You could wind down the day with a brew and burger at “the Kidd” (Captain Kidd Restaurant on Water Street) where wisps of theoretical discourse can be heard among the tourists’ din.
But if you like to bike, follow the Shining Sea Bikeway out Quissett Road to Quissett Harbor. New this year, the shore-hugging route, which many consider the sweetest on Cape Cod, has been extended from the Woods Hole Steamship Authority to County Road in North Falmouth, about 10 miles. Slightly north of Woods Hole proper, inner Quissett Harbor looks like a page from a children’s book: deep and glade-like, dotted with classic sloops. Around the shoreline, the buildings of the former Quissett Harbor Hotel and James Marshall estate, now a conference facility of the National Academy of Sciences, recall Quissett’s days as a 19th-century vacation spot.
A leafy trail shoots off to small beaches, and a narrow neck of land, the Knob, wraps its protective arm around the harbor.
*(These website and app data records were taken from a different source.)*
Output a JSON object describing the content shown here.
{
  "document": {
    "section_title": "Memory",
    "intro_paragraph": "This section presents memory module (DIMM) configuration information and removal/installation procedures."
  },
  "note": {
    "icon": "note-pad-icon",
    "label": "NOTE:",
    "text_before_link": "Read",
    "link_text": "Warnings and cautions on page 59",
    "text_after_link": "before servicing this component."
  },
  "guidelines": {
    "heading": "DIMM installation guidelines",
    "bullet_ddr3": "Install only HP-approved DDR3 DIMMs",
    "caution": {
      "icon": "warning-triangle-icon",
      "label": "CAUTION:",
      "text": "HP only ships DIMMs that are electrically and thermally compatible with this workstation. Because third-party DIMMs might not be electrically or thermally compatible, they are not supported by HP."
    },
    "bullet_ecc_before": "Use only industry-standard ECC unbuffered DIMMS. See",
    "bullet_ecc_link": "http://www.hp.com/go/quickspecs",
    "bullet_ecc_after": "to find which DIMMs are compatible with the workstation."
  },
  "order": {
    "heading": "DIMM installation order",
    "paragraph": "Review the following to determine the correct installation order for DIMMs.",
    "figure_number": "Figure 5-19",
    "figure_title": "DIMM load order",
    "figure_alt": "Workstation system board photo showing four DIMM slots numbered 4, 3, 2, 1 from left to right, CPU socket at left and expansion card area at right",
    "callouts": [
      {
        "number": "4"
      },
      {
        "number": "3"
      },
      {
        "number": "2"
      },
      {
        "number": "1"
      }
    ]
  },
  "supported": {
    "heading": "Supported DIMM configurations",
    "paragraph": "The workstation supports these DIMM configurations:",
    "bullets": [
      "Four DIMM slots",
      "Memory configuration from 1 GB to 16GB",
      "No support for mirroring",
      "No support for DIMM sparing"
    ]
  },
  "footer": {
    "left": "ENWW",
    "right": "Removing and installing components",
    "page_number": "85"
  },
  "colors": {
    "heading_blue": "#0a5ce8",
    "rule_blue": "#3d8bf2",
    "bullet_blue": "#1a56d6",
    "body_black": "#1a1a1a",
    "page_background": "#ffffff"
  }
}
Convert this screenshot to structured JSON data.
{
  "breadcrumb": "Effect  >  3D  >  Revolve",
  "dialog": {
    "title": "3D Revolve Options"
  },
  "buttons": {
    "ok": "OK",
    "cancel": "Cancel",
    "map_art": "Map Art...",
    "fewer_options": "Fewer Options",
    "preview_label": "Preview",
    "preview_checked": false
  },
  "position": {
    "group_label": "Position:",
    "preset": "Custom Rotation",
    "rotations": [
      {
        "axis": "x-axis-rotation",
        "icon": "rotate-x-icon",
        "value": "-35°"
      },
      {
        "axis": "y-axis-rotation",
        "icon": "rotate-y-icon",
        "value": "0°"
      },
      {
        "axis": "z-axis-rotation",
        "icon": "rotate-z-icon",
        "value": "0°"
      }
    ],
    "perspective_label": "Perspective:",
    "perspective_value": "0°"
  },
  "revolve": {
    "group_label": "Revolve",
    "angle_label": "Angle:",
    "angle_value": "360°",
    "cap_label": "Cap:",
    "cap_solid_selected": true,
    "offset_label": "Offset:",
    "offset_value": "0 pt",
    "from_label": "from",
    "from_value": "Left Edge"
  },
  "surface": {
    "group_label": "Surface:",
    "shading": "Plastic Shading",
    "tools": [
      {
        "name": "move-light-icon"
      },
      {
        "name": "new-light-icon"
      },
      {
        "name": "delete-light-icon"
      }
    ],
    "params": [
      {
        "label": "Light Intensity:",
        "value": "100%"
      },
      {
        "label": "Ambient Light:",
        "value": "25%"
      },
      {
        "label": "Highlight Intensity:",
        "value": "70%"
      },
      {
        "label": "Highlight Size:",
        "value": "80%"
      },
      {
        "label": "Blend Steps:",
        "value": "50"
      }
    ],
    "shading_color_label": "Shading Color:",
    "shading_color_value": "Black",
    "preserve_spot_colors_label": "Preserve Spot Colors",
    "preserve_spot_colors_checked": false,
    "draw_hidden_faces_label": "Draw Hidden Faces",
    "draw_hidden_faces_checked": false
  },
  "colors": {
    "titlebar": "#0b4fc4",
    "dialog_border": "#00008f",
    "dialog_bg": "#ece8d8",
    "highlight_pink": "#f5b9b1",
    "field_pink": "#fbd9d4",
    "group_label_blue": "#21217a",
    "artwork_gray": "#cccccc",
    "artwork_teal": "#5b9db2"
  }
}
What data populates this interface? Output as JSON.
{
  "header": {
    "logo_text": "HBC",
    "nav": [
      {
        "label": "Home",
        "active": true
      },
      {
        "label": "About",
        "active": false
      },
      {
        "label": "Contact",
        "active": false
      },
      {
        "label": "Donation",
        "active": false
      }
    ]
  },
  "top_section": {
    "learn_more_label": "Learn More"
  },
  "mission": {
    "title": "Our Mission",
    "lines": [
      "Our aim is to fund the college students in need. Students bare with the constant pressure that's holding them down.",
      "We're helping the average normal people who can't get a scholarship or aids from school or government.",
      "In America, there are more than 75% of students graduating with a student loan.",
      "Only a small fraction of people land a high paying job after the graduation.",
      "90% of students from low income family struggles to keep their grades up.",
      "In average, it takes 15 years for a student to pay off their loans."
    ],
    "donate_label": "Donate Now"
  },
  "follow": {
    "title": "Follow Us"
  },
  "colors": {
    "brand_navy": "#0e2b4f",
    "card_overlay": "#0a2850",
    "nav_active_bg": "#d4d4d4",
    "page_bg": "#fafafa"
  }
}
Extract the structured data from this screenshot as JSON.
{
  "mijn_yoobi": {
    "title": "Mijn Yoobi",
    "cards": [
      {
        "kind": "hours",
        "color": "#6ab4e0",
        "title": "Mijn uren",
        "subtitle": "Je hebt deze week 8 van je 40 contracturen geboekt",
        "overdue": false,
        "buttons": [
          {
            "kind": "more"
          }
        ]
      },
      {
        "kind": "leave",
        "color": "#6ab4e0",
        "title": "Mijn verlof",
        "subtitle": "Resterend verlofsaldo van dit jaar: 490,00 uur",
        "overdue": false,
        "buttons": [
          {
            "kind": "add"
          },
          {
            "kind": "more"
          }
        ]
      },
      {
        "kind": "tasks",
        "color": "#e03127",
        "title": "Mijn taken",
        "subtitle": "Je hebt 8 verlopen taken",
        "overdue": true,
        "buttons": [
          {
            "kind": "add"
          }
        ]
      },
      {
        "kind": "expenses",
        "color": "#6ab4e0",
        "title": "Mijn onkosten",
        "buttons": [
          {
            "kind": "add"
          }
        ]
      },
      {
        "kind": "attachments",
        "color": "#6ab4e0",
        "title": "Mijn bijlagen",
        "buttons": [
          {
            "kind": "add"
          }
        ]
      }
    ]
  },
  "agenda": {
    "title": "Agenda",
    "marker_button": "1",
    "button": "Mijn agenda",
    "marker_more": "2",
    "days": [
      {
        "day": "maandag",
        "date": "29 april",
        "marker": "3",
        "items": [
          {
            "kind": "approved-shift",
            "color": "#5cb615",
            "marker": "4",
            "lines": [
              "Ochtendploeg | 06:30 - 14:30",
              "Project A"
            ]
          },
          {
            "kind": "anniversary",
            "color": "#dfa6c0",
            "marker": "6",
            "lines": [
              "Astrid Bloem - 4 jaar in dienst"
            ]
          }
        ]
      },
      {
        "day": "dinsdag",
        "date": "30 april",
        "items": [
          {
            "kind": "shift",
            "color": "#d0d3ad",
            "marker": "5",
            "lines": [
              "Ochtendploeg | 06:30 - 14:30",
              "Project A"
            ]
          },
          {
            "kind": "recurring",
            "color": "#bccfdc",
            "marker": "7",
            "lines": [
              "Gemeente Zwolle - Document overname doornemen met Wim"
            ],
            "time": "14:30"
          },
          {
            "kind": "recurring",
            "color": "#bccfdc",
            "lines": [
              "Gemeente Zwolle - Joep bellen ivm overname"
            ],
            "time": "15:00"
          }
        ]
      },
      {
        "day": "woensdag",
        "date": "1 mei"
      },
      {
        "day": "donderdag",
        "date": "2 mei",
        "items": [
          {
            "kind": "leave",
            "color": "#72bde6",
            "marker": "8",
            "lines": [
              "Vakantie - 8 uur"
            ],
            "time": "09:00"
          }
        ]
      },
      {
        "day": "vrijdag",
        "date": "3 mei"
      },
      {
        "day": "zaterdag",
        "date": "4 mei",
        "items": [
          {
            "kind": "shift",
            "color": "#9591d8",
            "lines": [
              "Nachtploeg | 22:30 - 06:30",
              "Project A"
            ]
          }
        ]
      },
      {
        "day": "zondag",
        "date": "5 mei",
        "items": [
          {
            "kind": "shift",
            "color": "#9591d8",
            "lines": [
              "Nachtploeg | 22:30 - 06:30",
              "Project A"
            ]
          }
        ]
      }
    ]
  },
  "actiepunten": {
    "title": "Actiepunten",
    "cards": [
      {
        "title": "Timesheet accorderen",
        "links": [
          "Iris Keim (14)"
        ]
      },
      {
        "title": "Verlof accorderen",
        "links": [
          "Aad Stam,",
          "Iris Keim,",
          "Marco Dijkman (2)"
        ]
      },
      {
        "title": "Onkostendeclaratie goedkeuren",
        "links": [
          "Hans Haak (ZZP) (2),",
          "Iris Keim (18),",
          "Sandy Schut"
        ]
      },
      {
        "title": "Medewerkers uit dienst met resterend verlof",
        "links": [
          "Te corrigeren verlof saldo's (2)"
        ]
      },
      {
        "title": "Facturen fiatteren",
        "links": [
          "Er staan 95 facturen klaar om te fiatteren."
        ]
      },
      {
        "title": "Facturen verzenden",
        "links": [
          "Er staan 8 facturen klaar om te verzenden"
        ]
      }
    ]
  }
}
Here you can watch the sun set with a wide-open view to Buzzards Bay and the Elizabeth Islands.
While I was here, a boy splashed in the shallows with his parents. “Mom,” he said, “isn’t this the perfect place?”
Patricia Borns can be reached at firstname.lastname@example.org.